Low interest rates are the way that the Fed spurs the economy into action. A Fed cut makes it cheaper for companies to invest in their operations, and it encourages investors to buy into the stock market. So low rates are good for stocks in general. But in the short term, investors may still be running scared as the shape of any downturn remains unclear.

“Markets will undoubtedly overshoot to the downside so it is more important than ever for investors to maintain their long-term perspective,” says McBride. “Markets will recover sooner, and much faster, than the overall economy and you cannot be sitting on the sidelines when that happens.”

One of the best ways to invest is to buy a broad-based index fund, such as the Standard & Poor’s 500 index, which includes hundreds of America’s top companies. But no one can determine when and where stocks will bottom.

Rather than try to call a bottom, one strategy is to wait for a sizable downturn, say 30 or 40 percent, and then begin investing regularly. You won’t buy when stocks are at their lowest, but you will get a discount from recent prices. More importantly if you set your investing to autopilot – buying regularly regardless of what happens in the market – you won’t talk yourself out of buying when everyone else is running for the hills. Stocks are cheapest when everyone’s afraid.

So while you can still think calmly and clearly, develop an investing plan and stick to it.

4. Pay down those credit cards

Near-zero interest rates can be great for credit cards, especially if you can use the low rates to refinance a higher-rate balance into lower monthly payments using an attractive balance transfer offer. But lower rates may positively affect credit card debt anyway. Because credit card debt is typically variable rate, your monthly payment may be reduced, even if only by a bit.
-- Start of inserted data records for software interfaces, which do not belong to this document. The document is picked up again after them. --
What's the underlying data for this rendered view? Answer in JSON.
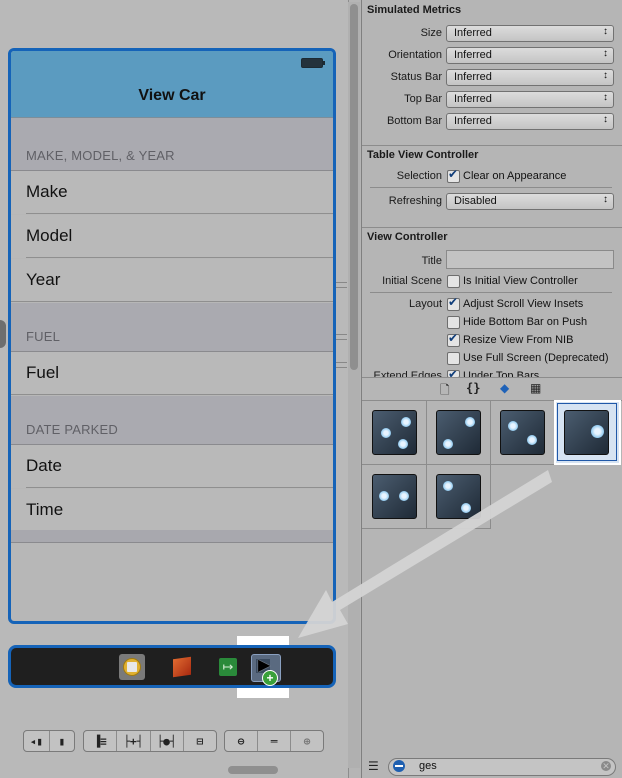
{
  "canvas": {
    "view_title": "View Car",
    "sections": [
      {
        "header": "MAKE, MODEL, & YEAR",
        "cells": [
          "Make",
          "Model",
          "Year"
        ]
      },
      {
        "header": "FUEL",
        "cells": [
          "Fuel"
        ]
      },
      {
        "header": "DATE PARKED",
        "cells": [
          "Date",
          "Time"
        ]
      }
    ],
    "dock_icons": [
      "first-responder-icon",
      "cube-object-icon",
      "exit-icon",
      "gesture-recognizer-drop-icon"
    ],
    "bottom_toolbar": {
      "group1": [
        "◂▮",
        "▮"
      ],
      "group2": [
        "▐≡",
        "├+┤",
        "├●┤",
        "⊟"
      ],
      "group3": [
        "⊖",
        "═",
        "⊕"
      ]
    }
  },
  "inspector": {
    "simulated_metrics": {
      "title": "Simulated Metrics",
      "rows": [
        {
          "label": "Size",
          "value": "Inferred"
        },
        {
          "label": "Orientation",
          "value": "Inferred"
        },
        {
          "label": "Status Bar",
          "value": "Inferred"
        },
        {
          "label": "Top Bar",
          "value": "Inferred"
        },
        {
          "label": "Bottom Bar",
          "value": "Inferred"
        }
      ]
    },
    "table_view_controller": {
      "title": "Table View Controller",
      "selection_label": "Selection",
      "selection_checkbox": {
        "label": "Clear on Appearance",
        "checked": true
      },
      "refreshing_label": "Refreshing",
      "refreshing_value": "Disabled"
    },
    "view_controller": {
      "title": "View Controller",
      "title_label": "Title",
      "title_value": "",
      "initial_scene_label": "Initial Scene",
      "initial_scene_checkbox": {
        "label": "Is Initial View Controller",
        "checked": false
      },
      "layout_label": "Layout",
      "layout_options": [
        {
          "label": "Adjust Scroll View Insets",
          "checked": true
        },
        {
          "label": "Hide Bottom Bar on Push",
          "checked": false
        },
        {
          "label": "Resize View From NIB",
          "checked": true
        },
        {
          "label": "Use Full Screen (Deprecated)",
          "checked": false
        }
      ],
      "extend_edges_label": "Extend Edges",
      "extend_edges_option": {
        "label": "Under Top Bars",
        "checked": true
      }
    },
    "library": {
      "tabs": [
        {
          "name": "file-template-icon",
          "glyph": "🗎"
        },
        {
          "name": "code-snippet-icon",
          "glyph": "{ }"
        },
        {
          "name": "object-library-icon",
          "glyph": "◆"
        },
        {
          "name": "media-library-icon",
          "glyph": "▦"
        }
      ],
      "active_tab": 2,
      "items": [
        "tap-gesture-recognizer-icon",
        "pinch-gesture-recognizer-icon",
        "rotation-gesture-recognizer-icon",
        "swipe-gesture-recognizer-icon",
        "pan-gesture-recognizer-icon",
        "long-press-gesture-recognizer-icon"
      ],
      "selected_item": 3
    },
    "search": {
      "value": "ges"
    }
  }
}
The more dangerous part of a near-zero interest rate environment for those running a balance on credit cards is what it says about the economy as a whole. These low rates indicate that the economy is moving slowly, and that policymakers are anticipating more unemployment.

Because of the weakening economic picture, it can make a lot of sense to pay down any outstanding credit card debt as soon as possible. You’ll give yourself the most freedom and increase your monthly cash flow, and then if you do need to dip into your credit cards for an emergency, you’ll have the extra capacity to do so.

5. But nothing beats cash in the bank

While it’s great and necessary to use low rates to optimize your personal finances, the next best thing is having your emergency cash in the bank ready for its intended use. With cash, you have the most options and complete freedom to use it as you need it. So make sure your cash is ready as the economy encounters a rough patch, and maybe even save more than usual to prepare for the unexpected. Here’s where to find the best rates for savings accounts.

Bottom line

Near-zero rates can be an opportunity for many consumers if they work to take advantage of what they present. Consider how you can use any Fed move to bolster your own bottom line, and get those lower interest rates to benefit you directly.

Learn more: